School officials work to reel in 'ghost students' missing class

Larry McGill
Posted at 5:30 PM, Mar 17, 2021
and last updated 2021-03-18 11:34:10-04

Ghost students. That is the term being used to describe a student who, during the COVID-19 pandemic, stopped showing up for class, whether in-person or online.

“We got her back going (to school) and about a week later I said, 'let’s check'... no activity whatsoever,” said Principal Larry McGill of South Pointe High School in South Phoenix.

Without giving any specifics, McGill shares details of how difficult it has been during the pandemic to keep high schoolers attending school.

“They come to school and then they stop showing up. I tell them that we are wasting precious time,” said McGill.

According to the Arizona State Department of Education, there are roughly 38,500 students who have been un-enrolled from public schools -- 42% of that number are children in the pre-kinder and kindergarten age groups. Those students have probably stayed home during the pandemic and are expected to enroll come August 2021. But the other percentage, 58%, is unaccounted for.

The student McGill is referring to was at one point in the 58% of unaccounted students.

“So I was like we can’t let this one go, she’s a true Griffin…those are students who start with us as freshmen and come all the way through, and so we just can’t let her fall,” added McGill.

Part of the ‘not letting her fall’ approach means going to her last known address and knocking on the door, asking questions of those adults who are at the home, and seeing what, if anything, administrators can do to help.

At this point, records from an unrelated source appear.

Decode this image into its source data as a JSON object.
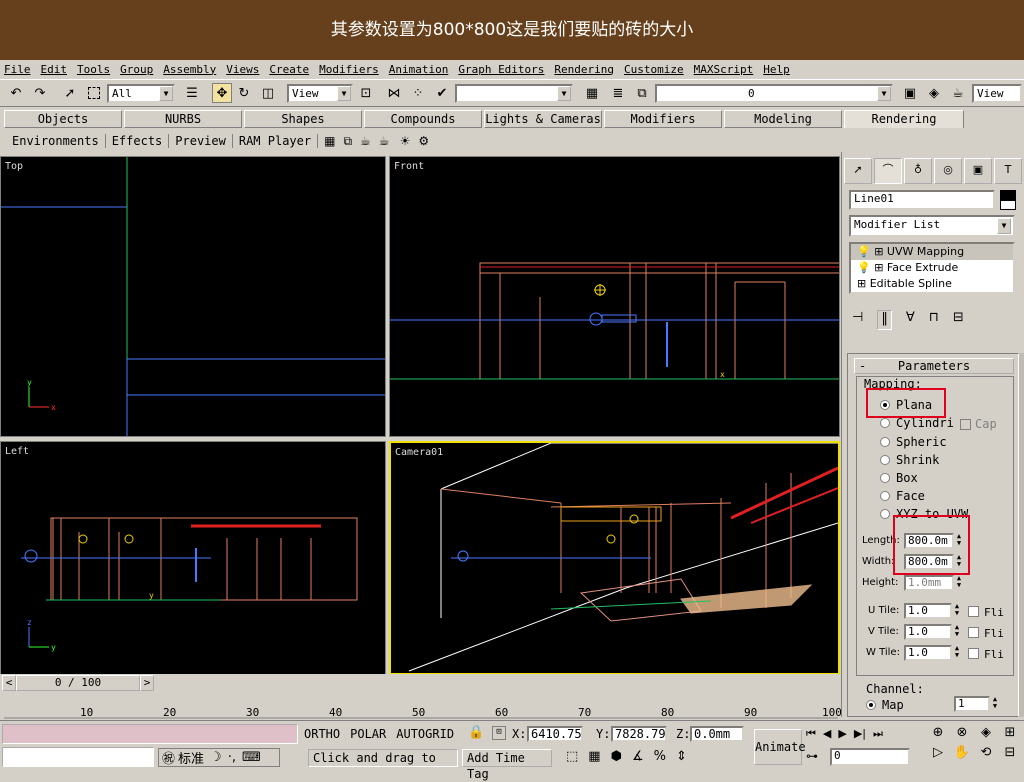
{
  "banner": {
    "text": "其参数设置为800*800这是我们要贴的砖的大小"
  },
  "menu": [
    "File",
    "Edit",
    "Tools",
    "Group",
    "Assembly",
    "Views",
    "Create",
    "Modifiers",
    "Animation",
    "Graph Editors",
    "Rendering",
    "Customize",
    "MAXScript",
    "Help"
  ],
  "toolbar": {
    "selection_filter": "All",
    "ref_coord": "View",
    "named_selection": "",
    "layer": "0",
    "right_view": "View"
  },
  "tabs": [
    "Objects",
    "NURBS",
    "Shapes",
    "Compounds",
    "Lights & Cameras",
    "Modifiers",
    "Modeling",
    "Rendering"
  ],
  "active_tab": "Rendering",
  "subtools": [
    "Environments",
    "Effects",
    "Preview",
    "RAM Player"
  ],
  "viewports": {
    "top": "Top",
    "front": "Front",
    "left": "Left",
    "camera": "Camera01"
  },
  "panel": {
    "object_name": "Line01",
    "modifier_list": "Modifier List",
    "stack": [
      "UVW Mapping",
      "Face Extrude",
      "Editable Spline"
    ],
    "rollout_title": "Parameters",
    "mapping_label": "Mapping:",
    "mapping_options": [
      "Plana",
      "Cylindri",
      "Spheric",
      "Shrink",
      "Box",
      "Face",
      "XYZ to UVW"
    ],
    "cap_label": "Cap",
    "length_label": "Length:",
    "length_value": "800.0m",
    "width_label": "Width:",
    "width_value": "800.0m",
    "height_label": "Height:",
    "height_value": "1.0mm",
    "utile_label": "U Tile:",
    "utile_value": "1.0",
    "vtile_label": "V Tile:",
    "vtile_value": "1.0",
    "wtile_label": "W Tile:",
    "wtile_value": "1.0",
    "flip_label": "Fli",
    "channel_label": "Channel:",
    "map_label": "Map",
    "channel_value": "1"
  },
  "timeline": {
    "counter": "0 / 100",
    "ticks": [
      "10",
      "20",
      "30",
      "40",
      "50",
      "60",
      "70",
      "80",
      "90",
      "100"
    ]
  },
  "status": {
    "ortho": "ORTHO",
    "polar": "POLAR",
    "autogrid": "AUTOGRID",
    "x_label": "X:",
    "x_value": "6410.75",
    "y_label": "Y:",
    "y_value": "7828.79",
    "z_label": "Z:",
    "z_value": "0.0mm",
    "prompt": "Click and drag to sel",
    "add_time_tag": "Add Time Tag",
    "animate": "Animate",
    "frame_value": "0",
    "ime_text": "标准"
  },
  "colors": {
    "banner": "#66401c",
    "highlight": "#e0001b",
    "viewport_bg": "#000000",
    "active_vp": "#f0e000"
  }
}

In the case of the senior who he tracked down, her grandmother, Juana Carranza answered the door and agreed to speak to Principal McGill.

“I tell her 'I don’t see you on the computer at school.' She tells me she wasn’t motivated because she wasn’t at the actual school. So then, when the principal came to our house, he told her with the right words, that that was no excuse,” said Carranza.

“She’s one of the kids that fell through the cracks. She was working too much and thought that work was too important,” added McGill.

McGill admits that the pandemic has caused many students at his South Pointe High School to have to go to work or help take care of younger siblings who are also going to school online while parents work.

On the day he showed up at Carranza’s home, he was accompanied by Virma Chavez, the school’s vice-principal who is bilingual and helps with Spanish-speaking parents or guardians.

“Often phone numbers don’t work and we still don’t see anything from the kids and so then we have to go out to their homes, “ said Vice Principal Chavez.

The second home they visited proved to be unsuccessful. Nobody at the apartment opened the door and the student who they were looking for, they can’t find.

This is the new way he’s trying to connect with many of these so-called ‘ghost students.'

"So now it’s gotta look different. Usually, they come to the campus that was taken away. So now I have to make it personal, at their place. And making sure that they see you caring about them,” said McGill.

His message to those who aren’t showing up to school is a simple one: “Let us help you get through the excuse. We can support you. If you have to work, if you have to babysit or get your brother or sister online, we understand that. The family is first. When will you be available for classes? When can we support you with tutoring?” stated McGill.

For McGill and Chavez, every student they engage with and bring back to school is a win.

“We got her back,” said McGill, when speaking of Carranza’s granddaughter.

McGill says he will be back at Carranza's home to check up on her granddaughter the minute she fails to show up to school again.

"To see the kids, they are excited, there’s a new energy around campus and for those kids, I’m glad they are here."